╔══

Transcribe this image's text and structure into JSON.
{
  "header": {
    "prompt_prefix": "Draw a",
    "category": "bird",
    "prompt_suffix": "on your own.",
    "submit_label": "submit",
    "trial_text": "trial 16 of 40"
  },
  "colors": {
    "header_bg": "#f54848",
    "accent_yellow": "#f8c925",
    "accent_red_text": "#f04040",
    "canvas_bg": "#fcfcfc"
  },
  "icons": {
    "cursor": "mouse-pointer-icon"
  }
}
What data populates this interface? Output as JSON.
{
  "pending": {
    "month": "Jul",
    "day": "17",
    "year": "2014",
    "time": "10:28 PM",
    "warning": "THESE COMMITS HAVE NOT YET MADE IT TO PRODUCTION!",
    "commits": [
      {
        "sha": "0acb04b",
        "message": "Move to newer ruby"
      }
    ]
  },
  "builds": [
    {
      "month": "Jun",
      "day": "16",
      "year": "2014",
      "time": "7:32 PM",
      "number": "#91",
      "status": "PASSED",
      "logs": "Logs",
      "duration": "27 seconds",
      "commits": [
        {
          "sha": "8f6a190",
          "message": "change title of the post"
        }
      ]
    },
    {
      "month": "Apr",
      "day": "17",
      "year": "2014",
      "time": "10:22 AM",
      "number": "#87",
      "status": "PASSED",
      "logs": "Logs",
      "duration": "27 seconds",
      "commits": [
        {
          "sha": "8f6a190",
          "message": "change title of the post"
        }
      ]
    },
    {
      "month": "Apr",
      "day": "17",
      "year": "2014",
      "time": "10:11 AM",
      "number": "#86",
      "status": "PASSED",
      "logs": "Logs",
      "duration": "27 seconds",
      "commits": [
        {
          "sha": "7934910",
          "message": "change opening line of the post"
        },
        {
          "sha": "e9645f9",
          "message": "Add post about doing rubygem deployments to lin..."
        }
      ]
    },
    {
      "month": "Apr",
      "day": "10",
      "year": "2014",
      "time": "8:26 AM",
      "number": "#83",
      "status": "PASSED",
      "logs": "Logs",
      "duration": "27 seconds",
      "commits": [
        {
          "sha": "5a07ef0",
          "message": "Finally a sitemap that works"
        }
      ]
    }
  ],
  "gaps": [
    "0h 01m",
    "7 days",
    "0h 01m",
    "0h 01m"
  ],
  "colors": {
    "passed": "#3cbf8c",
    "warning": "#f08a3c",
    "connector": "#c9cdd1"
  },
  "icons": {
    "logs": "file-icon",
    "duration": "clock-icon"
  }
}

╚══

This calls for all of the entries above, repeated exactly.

**Solved problem**
Transcribe this image's text and structure into JSON.
{
  "header": {
    "prompt_prefix": "Draw a",
    "category": "bird",
    "prompt_suffix": "on your own.",
    "submit_label": "submit",
    "trial_text": "trial 16 of 40"
  },
  "colors": {
    "header_bg": "#f54848",
    "accent_yellow": "#f8c925",
    "accent_red_text": "#f04040",
    "canvas_bg": "#fcfcfc"
  },
  "icons": {
    "cursor": "mouse-pointer-icon"
  }
}
What data populates this interface? Output as JSON.
{
  "pending": {
    "month": "Jul",
    "day": "17",
    "year": "2014",
    "time": "10:28 PM",
    "warning": "THESE COMMITS HAVE NOT YET MADE IT TO PRODUCTION!",
    "commits": [
      {
        "sha": "0acb04b",
        "message": "Move to newer ruby"
      }
    ]
  },
  "builds": [
    {
      "month": "Jun",
      "day": "16",
      "year": "2014",
      "time": "7:32 PM",
      "number": "#91",
      "status": "PASSED",
      "logs": "Logs",
      "duration": "27 seconds",
      "commits": [
        {
          "sha": "8f6a190",
          "message": "change title of the post"
        }
      ]
    },
    {
      "month": "Apr",
      "day": "17",
      "year": "2014",
      "time": "10:22 AM",
      "number": "#87",
      "status": "PASSED",
      "logs": "Logs",
      "duration": "27 seconds",
      "commits": [
        {
          "sha": "8f6a190",
          "message": "change title of the post"
        }
      ]
    },
    {
      "month": "Apr",
      "day": "17",
      "year": "2014",
      "time": "10:11 AM",
      "number": "#86",
      "status": "PASSED",
      "logs": "Logs",
      "duration": "27 seconds",
      "commits": [
        {
          "sha": "7934910",
          "message": "change opening line of the post"
        },
        {
          "sha": "e9645f9",
          "message": "Add post about doing rubygem deployments to lin..."
        }
      ]
    },
    {
      "month": "Apr",
      "day": "10",
      "year": "2014",
      "time": "8:26 AM",
      "number": "#83",
      "status": "PASSED",
      "logs": "Logs",
      "duration": "27 seconds",
      "commits": [
        {
          "sha": "5a07ef0",
          "message": "Finally a sitemap that works"
        }
      ]
    }
  ],
  "gaps": [
    "0h 01m",
    "7 days",
    "0h 01m",
    "0h 01m"
  ],
  "colors": {
    "passed": "#3cbf8c",
    "warning": "#f08a3c",
    "connector": "#c9cdd1"
  },
  "icons": {
    "logs": "file-icon",
    "duration": "clock-icon"
  }
}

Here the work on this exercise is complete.